At the very beginning, let me clarify that I’m beyond grateful to be at home during the pandemic. However, that gratefulness doesn’t stop me from feeling the way I do about some other aspects of being at home.
I’m not used to seeing my parents around all the time since childhood. I may speak of it casually today, but it wasn’t easy in the beginning.
I used to burst into tears seeing my mother get into her car with Papa and leave for office and scream from my room’s tiny little window. I was audible, but they left anyway.
Nani used to console me for hours and then treat me with my favourite meetha pua. That, by the way, happens to be my favourite memory of my childhood. I can still smell the hint of cinnamon. And then Nana, being an educator and author, introduced me to something he thought I might find solace in: books. And he was right.
The crying, however, continued for a few more years. And then what was supposed to happen happened. We got used to it. We got used to the physical absence of our parents since they were always so busy.
With absolutely no fault of ours, my sister and I had made our peace with it. Having Mumma and Papa away meant long hours of TV, meetha pua, reading, playing and, well, becoming each other’s best pals. And trust me, after years of crying in vain, we were done with complaining about it.
And you know what became troublesome then? Having our parents home on Sunday (working, because well, there was too much work). It might sound strange maybe, but there’s only one family vacation I can remember from my childhood days. Mumma and Papa said that ‘they were working for us’ and well, what argument could we give to that?
Also read: ‘Break the Pattern Before it Breaks You’
We simultaneously started focusing on school, participated in every co-curricular activity, doing as many stay backs, because we liked being in school and having company. Now this goes unsaid, but I’ll just say it anyway – my mother and father couldn’t even make it to our annual day functions or sports day, or any stage plays.
And yes, you guessed right, it was because they were busy. And no, we were not hurt. We had gotten used to it.
Now, both of us are in college, but because of this pandemic, we’re all home together. But things aren’t quite the same – there’s now a constant pressure on us to spend some time with everyone.
And when we are not able to deliver as expected, we get to hear remarks like:

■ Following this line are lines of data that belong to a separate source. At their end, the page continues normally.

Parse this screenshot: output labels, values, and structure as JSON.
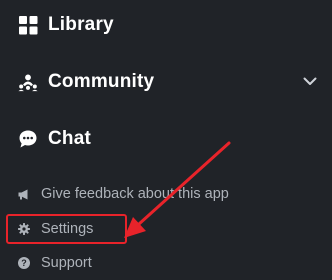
{
  "nav": {
    "library": {
      "label": "Library",
      "icon": "grid-icon"
    },
    "community": {
      "label": "Community",
      "icon": "community-icon",
      "expand_icon": "chevron-down-icon"
    },
    "chat": {
      "label": "Chat",
      "icon": "chat-bubble-icon"
    }
  },
  "secondary": {
    "feedback": {
      "label": "Give feedback about this app",
      "icon": "megaphone-icon"
    },
    "settings": {
      "label": "Settings",
      "icon": "gear-icon"
    },
    "support": {
      "label": "Support",
      "icon": "question-circle-icon"
    }
  },
  "annotation": {
    "color": "#e8232a",
    "target": "settings"
  },
  "colors": {
    "background": "#202328",
    "primary_text": "#ffffff",
    "secondary_text": "#aeb3ba"
  }
}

‘They’ve become too cool to sit with us!’
‘Zyada hi badi ho gayi hai.’
I know of quite a few people who have been in situations like this while growing up, even if the factors varied here and there. My main motive of writing this piece was not to crib, but to simply acknowledge this huge gap that exists between parents and their kids.
We didn’t want to stay away from you. You made us. And we became okay with that. No matter what reason you had, that doesn’t compensate for the fact that a communication gap exists – one that we grew comfortable with since you refused to give us the time of day. There’s also no point in playing a blame game or analysing why it happened in the first place. This gap happened, and we – all of us – let it happen. We’re all at fault. So what now?
Well, talking is always touted as a solution to any conflict and rightly so.
Parents, if you’re listening, talk to your children instead of passing remarks, and help them let go of this anger they have for you . Sounds complex? It’s the easiest way out. Didn’t get time to do family stuff earlier, well, you’ve now got a decent amount of time till I don’t know when. Turn this quarantine into a boon for your family.
It’s important to start such conversations, even if it is only for your own peace. After all, we’re the generation that has been breaking the silence on mental health and wellbeing.
Now that I’m finishing college and will be joining the working world soon, I understand my parent’s point of view and I respect their struggle a bit better. However, I might still be a little hurt, and that’s okay.
Your parents will probably have a tough time realising this and initiating such a process, after all, they most likely never intentionally widened the gap.
We are so used to keeping our parents on a pedestal that we expect to see godly traits in them. But that’s not right, they’re human as well. They’re imperfect, just like we’re imperfect.
Featured image credit: Aaron Burden/Unsplash